This past summer, I was given the amazing opportunity to intern at the Center for Adolescent health under the mentorship of Drs. Beth Marshall and Terri Powell. This experience was both personally and professionally rewarding because of the relationships I made at Johns Hopkins as well as for the skills I developed as a researcher.
During my time at the Center, I worked on a project analyzing teen birth rates in Baltimore City. This is part of a larger project involving The Strategic Plan to Reduce Teen Pregnancy in Baltimore City. This plan was created in 2010 as a set of strategies created in collaboration with the Bloomberg School of Public Health, the Baltimore City Health Department, and many sectors of the Baltimore community in order to tackle teen pregnancy. It is now in the process of being updated and so my role this summer was to look at where progress had been achieved and to identify possible areas where work still needs to be done. I did this by looking at large data sets from the Baltimore City Health Department, Maryland’s Department of Health and Mental Hygiene, and the CDC. My responsibilities included analyzing not only trends of teen pregnancy, but also trends of adolescent engagement in sexual risk behaviors, visits to Title X Clinics, and the proportion of high schools in Baltimore which offer sexual and reproductive health education. My goal was to create a detailed story of teen pregnancy in Baltimore. Twice during the summer, I attended meetings with the city health department and was able to see how my work directly affected the conversation among healthcare workers regarding the update of the Strategic Plan.
By the end of the summer, I was expected to produce a PowerPoint presentation, poster, and research paper which represented my work. These assignments challenged me to overcome my fear of speaking in front of crowds as well as pushed my abilities as a writer. From this experience, I also learned not to accept data at face value and to always ask questions about how the information was collected and to consider how it can be interpreted in many different ways.
In addition to my mentors, the members at the Center, only added to my experience with their kindness and patience. Many were willing to provide insight into their own paths to public health which, as undergrad interested in the field, was greatly appreciated. Lastly, I thoroughly enjoyed the project I worked on this summer and now know that I would like to work in the fields of either adolescent health or reproductive health as future professional in public health.
By: Rosario I. Majano

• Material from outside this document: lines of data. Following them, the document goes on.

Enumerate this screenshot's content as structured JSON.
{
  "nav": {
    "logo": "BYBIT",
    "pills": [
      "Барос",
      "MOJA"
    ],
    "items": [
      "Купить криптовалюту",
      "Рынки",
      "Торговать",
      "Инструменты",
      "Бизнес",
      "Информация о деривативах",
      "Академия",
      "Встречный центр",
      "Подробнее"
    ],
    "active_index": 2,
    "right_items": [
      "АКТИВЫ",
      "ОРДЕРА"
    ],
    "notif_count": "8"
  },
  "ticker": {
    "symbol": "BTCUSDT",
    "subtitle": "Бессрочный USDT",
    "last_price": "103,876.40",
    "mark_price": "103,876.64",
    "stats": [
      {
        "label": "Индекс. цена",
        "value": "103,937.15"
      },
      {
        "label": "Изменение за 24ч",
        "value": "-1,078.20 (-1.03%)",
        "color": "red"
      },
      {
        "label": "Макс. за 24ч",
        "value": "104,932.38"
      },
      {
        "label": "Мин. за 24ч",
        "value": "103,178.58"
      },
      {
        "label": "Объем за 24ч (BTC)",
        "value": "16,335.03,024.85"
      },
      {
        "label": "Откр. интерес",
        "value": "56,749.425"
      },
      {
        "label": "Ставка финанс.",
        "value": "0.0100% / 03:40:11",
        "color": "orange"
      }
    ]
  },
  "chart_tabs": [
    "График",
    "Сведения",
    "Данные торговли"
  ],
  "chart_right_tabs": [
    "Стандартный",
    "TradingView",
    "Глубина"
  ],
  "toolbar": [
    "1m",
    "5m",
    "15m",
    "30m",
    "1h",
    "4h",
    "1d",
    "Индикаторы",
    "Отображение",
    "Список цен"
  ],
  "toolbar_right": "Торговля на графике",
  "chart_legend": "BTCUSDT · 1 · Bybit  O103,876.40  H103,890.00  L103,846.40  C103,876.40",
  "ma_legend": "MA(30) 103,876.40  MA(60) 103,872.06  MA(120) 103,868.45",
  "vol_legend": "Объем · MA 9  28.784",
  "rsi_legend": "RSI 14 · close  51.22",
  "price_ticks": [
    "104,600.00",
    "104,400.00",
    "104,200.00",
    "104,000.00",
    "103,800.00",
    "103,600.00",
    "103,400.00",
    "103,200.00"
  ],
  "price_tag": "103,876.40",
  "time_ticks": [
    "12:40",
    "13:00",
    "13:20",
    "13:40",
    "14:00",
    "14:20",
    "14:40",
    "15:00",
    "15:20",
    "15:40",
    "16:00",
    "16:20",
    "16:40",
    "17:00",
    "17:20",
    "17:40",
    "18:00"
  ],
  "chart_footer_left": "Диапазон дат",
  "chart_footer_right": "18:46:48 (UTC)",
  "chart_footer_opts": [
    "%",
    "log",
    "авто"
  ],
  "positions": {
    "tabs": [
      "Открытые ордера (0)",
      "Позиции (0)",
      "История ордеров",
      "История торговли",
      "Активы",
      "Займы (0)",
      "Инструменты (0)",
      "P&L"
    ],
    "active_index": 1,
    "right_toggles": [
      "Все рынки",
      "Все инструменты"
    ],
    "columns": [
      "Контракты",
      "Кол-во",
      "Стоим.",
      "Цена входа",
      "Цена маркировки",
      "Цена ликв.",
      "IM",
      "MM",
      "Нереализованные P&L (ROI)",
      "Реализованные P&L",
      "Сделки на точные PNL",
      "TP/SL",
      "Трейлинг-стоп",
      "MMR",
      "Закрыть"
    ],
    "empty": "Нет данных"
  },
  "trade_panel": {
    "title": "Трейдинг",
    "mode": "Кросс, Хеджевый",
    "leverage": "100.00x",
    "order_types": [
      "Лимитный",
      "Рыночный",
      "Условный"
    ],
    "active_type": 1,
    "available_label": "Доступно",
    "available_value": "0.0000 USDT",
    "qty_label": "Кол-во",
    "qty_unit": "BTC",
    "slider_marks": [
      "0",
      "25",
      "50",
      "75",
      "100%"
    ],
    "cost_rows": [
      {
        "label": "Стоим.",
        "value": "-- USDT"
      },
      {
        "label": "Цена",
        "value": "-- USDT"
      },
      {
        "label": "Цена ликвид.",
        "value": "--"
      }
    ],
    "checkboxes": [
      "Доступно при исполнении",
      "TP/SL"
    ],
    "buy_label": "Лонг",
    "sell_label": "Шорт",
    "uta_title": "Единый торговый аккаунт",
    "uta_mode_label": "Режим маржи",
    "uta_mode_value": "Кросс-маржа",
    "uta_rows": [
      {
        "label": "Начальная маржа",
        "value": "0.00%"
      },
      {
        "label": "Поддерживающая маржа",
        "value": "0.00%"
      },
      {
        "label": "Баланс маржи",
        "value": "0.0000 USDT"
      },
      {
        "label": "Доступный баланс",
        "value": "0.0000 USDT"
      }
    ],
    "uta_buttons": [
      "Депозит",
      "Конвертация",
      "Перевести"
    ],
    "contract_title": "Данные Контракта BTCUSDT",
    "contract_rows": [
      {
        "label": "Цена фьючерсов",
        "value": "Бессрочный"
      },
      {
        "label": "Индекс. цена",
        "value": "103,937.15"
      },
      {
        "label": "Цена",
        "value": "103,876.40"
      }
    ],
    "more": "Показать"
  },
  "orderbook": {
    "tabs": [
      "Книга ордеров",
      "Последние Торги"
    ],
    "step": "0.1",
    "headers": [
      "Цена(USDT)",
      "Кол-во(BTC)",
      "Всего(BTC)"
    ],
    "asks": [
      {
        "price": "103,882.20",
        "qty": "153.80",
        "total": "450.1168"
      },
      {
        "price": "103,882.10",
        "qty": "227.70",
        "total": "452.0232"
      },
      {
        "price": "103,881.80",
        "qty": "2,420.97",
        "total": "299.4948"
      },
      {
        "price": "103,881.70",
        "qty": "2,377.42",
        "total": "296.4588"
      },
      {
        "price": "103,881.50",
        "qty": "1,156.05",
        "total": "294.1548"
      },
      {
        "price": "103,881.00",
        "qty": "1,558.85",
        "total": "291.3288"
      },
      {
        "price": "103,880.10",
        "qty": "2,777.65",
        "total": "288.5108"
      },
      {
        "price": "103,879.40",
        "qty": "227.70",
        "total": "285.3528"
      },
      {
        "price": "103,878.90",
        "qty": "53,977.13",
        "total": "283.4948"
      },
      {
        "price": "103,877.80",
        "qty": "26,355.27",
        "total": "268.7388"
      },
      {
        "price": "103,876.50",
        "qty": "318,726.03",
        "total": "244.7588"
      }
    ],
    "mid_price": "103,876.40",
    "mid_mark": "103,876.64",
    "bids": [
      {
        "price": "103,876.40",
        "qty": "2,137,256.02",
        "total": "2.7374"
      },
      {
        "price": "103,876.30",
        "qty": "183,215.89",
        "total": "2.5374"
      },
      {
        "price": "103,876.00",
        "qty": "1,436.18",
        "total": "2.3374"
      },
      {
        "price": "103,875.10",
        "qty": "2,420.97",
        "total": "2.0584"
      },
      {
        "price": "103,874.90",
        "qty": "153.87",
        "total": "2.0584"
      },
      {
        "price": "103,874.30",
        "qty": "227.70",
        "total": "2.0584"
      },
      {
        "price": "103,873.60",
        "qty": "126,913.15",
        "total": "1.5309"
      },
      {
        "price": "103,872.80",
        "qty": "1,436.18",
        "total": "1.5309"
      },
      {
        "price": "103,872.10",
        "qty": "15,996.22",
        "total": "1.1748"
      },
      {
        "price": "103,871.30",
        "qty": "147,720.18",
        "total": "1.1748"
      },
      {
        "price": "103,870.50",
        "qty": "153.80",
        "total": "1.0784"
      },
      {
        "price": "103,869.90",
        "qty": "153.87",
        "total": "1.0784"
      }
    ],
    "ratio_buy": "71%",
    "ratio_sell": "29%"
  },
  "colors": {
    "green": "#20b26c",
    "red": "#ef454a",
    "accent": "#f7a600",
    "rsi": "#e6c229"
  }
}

Rosario Majano attends Cornell University. As a participant in the Diversity Summer Internship (DSIP) Program, she worked with and learned from researchers at the Johns Hopkins Center for Adolescent Health.